By PHILIP CHANDLER
Attempting her first half ironman just over two years ago, Queenstowner Fiona Gallagher crashed her bike and broke her collarbone.
Undeterred, late last month the 27-year-old convincingly won her age group and was fourth-fastest female amateur in her first full ironman, Taupo’s Ironman New Zealand, finishing in 10hr 12min 33sec.
She was able to relax on the second leg of the two-leg run — a marathon itself — as she already led the next woman in her age group by over half an hour.
‘‘I cried for the last 5km because I knew it was actually going to happen.
‘‘I had so many friends there, my partner and my coach, just there to support me — it was awesome but very, very emotional.’’
Gallagher had shown she was on target for Taupo when finishing second in her age group in the Tauranga Half in January.
She also won a special trophy, the Tony O’Hagan Cup, recognising the obstacles she’d overcome getting to the start-line.
Then, like all Taupo entrants, she had to overcome the inconvenience of having the event postponed for three weeks due to Covid restrictions.
‘‘Mentally it was really, really hard.’’
By winning her age group, she qualified for the world champs in Kailua-Kona, Hawaii, but Gallagher says she’s turned down her slot due to the cost involved — potentially $30,000 to $40,000, including quarantining.
At this stage, she’ll probably compete in November’s Queenstown Marathon and December’s half ironman in Taupo.
The latter’s a qualifier for the world half ironman at the same venue a year later.
A former competitive swimmer in her native Ireland, Gallagher says you have to enjoy triathlon to do well ‘‘because your weekends are basically taken away ‘cos you’re just putting all the hours into training’’.
Among other locals competing in Taupo, Paul Preston, 35, finished second in his age group
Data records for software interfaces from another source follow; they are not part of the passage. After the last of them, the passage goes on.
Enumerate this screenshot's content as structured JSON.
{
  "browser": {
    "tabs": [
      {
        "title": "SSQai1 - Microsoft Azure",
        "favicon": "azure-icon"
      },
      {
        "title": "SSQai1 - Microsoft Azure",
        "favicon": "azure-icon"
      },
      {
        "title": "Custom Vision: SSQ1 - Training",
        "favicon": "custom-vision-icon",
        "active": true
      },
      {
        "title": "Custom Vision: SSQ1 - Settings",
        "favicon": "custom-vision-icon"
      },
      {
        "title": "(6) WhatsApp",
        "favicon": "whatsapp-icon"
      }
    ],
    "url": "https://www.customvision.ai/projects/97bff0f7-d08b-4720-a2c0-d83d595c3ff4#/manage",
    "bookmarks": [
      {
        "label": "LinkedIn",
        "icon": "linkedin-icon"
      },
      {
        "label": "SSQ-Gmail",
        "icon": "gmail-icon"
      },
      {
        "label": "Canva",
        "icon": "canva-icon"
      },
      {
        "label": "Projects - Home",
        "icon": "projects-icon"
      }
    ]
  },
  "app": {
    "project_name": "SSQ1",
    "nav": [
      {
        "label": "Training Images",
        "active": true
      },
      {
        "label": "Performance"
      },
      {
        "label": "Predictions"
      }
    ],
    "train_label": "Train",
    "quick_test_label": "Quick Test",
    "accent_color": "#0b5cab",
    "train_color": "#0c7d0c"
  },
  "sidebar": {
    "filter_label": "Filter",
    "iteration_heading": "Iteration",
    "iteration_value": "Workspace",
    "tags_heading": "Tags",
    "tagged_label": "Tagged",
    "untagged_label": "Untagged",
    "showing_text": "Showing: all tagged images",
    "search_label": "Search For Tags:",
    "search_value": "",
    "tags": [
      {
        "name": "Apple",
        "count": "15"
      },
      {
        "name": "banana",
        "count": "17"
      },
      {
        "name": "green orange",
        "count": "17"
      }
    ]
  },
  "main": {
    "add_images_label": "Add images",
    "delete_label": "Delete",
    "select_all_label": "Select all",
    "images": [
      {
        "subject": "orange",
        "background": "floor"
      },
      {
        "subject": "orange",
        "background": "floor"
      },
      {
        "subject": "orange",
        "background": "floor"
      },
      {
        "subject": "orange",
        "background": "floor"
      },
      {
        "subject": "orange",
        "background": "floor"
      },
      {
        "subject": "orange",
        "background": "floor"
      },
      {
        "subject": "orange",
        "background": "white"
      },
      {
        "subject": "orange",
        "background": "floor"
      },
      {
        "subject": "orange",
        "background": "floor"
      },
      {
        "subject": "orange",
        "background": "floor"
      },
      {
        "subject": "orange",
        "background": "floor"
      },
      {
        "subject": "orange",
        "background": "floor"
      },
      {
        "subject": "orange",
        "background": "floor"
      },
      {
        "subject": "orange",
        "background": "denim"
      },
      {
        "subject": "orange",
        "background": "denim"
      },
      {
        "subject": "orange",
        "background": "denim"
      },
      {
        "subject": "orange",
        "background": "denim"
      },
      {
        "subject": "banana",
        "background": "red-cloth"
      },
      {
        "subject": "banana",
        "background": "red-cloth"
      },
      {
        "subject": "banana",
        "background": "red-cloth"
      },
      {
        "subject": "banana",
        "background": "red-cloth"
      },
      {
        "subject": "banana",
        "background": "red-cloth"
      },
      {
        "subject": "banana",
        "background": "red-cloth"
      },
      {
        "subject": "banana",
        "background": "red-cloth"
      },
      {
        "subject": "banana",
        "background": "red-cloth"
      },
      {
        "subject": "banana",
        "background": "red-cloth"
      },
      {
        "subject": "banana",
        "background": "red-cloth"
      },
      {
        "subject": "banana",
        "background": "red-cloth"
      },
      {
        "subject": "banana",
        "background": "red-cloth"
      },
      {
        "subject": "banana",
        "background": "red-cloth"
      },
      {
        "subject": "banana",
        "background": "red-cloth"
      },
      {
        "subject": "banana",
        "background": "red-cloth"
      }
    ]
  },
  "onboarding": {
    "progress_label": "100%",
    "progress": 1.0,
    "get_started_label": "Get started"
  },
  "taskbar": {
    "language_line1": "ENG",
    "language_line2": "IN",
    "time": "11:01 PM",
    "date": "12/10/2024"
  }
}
and 13th-best amateur, McKenzie Edgar, 29, was ninth in her age group and Clint Williams had to pull out.